## Assignment
The answer must be the complete listing, copied exactly.
* * * *
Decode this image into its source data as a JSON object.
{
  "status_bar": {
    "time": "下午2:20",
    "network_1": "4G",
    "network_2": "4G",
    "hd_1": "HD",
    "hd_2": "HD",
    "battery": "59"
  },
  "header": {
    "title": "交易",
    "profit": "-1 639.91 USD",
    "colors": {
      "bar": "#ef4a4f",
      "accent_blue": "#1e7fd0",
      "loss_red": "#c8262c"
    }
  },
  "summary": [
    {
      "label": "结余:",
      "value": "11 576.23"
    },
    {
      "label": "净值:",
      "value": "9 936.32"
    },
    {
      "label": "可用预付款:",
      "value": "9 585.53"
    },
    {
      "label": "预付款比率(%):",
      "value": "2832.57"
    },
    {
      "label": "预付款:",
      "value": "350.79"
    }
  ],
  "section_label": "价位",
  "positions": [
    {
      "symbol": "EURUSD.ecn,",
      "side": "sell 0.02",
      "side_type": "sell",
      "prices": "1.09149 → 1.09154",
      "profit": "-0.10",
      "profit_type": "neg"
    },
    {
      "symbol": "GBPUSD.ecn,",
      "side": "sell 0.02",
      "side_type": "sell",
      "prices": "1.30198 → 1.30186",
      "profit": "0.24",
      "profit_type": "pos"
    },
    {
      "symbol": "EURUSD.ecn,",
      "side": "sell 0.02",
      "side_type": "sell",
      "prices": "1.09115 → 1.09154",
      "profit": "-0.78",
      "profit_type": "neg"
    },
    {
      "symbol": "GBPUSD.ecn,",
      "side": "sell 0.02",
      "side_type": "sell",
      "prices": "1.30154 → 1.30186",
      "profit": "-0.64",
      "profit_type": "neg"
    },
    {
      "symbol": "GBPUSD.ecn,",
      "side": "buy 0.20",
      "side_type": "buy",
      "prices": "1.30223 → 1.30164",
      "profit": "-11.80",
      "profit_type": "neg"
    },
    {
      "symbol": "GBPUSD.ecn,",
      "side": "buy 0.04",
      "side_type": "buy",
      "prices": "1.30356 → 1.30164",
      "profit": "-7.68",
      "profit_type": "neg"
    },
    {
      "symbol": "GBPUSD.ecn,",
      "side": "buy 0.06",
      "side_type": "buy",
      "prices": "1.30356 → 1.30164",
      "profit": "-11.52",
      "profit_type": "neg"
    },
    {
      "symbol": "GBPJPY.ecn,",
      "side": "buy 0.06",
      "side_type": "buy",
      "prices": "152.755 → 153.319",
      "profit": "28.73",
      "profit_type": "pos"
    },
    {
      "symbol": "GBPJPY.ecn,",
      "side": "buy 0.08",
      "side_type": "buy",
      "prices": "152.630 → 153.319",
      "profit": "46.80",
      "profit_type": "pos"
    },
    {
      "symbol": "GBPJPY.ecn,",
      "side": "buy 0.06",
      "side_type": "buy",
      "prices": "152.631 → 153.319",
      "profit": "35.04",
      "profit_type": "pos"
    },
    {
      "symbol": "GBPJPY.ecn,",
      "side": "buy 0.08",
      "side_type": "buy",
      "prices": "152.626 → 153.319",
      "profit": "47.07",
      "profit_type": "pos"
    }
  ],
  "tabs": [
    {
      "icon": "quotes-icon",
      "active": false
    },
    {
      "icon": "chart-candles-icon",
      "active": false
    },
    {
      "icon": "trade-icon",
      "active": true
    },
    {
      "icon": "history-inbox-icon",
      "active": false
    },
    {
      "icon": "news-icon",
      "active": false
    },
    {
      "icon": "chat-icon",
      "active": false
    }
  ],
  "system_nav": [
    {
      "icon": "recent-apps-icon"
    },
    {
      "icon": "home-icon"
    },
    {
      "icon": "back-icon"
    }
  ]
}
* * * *
## Result
Decode this image into its source data as a JSON object.
{
  "status_bar": {
    "time": "下午2:20",
    "network_1": "4G",
    "network_2": "4G",
    "hd_1": "HD",
    "hd_2": "HD",
    "battery": "59"
  },
  "header": {
    "title": "交易",
    "profit": "-1 639.91 USD",
    "colors": {
      "bar": "#ef4a4f",
      "accent_blue": "#1e7fd0",
      "loss_red": "#c8262c"
    }
  },
  "summary": [
    {
      "label": "结余:",
      "value": "11 576.23"
    },
    {
      "label": "净值:",
      "value": "9 936.32"
    },
    {
      "label": "可用预付款:",
      "value": "9 585.53"
    },
    {
      "label": "预付款比率(%):",
      "value": "2832.57"
    },
    {
      "label": "预付款:",
      "value": "350.79"
    }
  ],
  "section_label": "价位",
  "positions": [
    {
      "symbol": "EURUSD.ecn,",
      "side": "sell 0.02",
      "side_type": "sell",
      "prices": "1.09149 → 1.09154",
      "profit": "-0.10",
      "profit_type": "neg"
    },
    {
      "symbol": "GBPUSD.ecn,",
      "side": "sell 0.02",
      "side_type": "sell",
      "prices": "1.30198 → 1.30186",
      "profit": "0.24",
      "profit_type": "pos"
    },
    {
      "symbol": "EURUSD.ecn,",
      "side": "sell 0.02",
      "side_type": "sell",
      "prices": "1.09115 → 1.09154",
      "profit": "-0.78",
      "profit_type": "neg"
    },
    {
      "symbol": "GBPUSD.ecn,",
      "side": "sell 0.02",
      "side_type": "sell",
      "prices": "1.30154 → 1.30186",
      "profit": "-0.64",
      "profit_type": "neg"
    },
    {
      "symbol": "GBPUSD.ecn,",
      "side": "buy 0.20",
      "side_type": "buy",
      "prices": "1.30223 → 1.30164",
      "profit": "-11.80",
      "profit_type": "neg"
    },
    {
      "symbol": "GBPUSD.ecn,",
      "side": "buy 0.04",
      "side_type": "buy",
      "prices": "1.30356 → 1.30164",
      "profit": "-7.68",
      "profit_type": "neg"
    },
    {
      "symbol": "GBPUSD.ecn,",
      "side": "buy 0.06",
      "side_type": "buy",
      "prices": "1.30356 → 1.30164",
      "profit": "-11.52",
      "profit_type": "neg"
    },
    {
      "symbol": "GBPJPY.ecn,",
      "side": "buy 0.06",
      "side_type": "buy",
      "prices": "152.755 → 153.319",
      "profit": "28.73",
      "profit_type": "pos"
    },
    {
      "symbol": "GBPJPY.ecn,",
      "side": "buy 0.08",
      "side_type": "buy",
      "prices": "152.630 → 153.319",
      "profit": "46.80",
      "profit_type": "pos"
    },
    {
      "symbol": "GBPJPY.ecn,",
      "side": "buy 0.06",
      "side_type": "buy",
      "prices": "152.631 → 153.319",
      "profit": "35.04",
      "profit_type": "pos"
    },
    {
      "symbol": "GBPJPY.ecn,",
      "side": "buy 0.08",
      "side_type": "buy",
      "prices": "152.626 → 153.319",
      "profit": "47.07",
      "profit_type": "pos"
    }
  ],
  "tabs": [
    {
      "icon": "quotes-icon",
      "active": false
    },
    {
      "icon": "chart-candles-icon",
      "active": false
    },
    {
      "icon": "trade-icon",
      "active": true
    },
    {
      "icon": "history-inbox-icon",
      "active": false
    },
    {
      "icon": "news-icon",
      "active": false
    },
    {
      "icon": "chat-icon",
      "active": false
    }
  ],
  "system_nav": [
    {
      "icon": "recent-apps-icon"
    },
    {
      "icon": "home-icon"
    },
    {
      "icon": "back-icon"
    }
  ]
}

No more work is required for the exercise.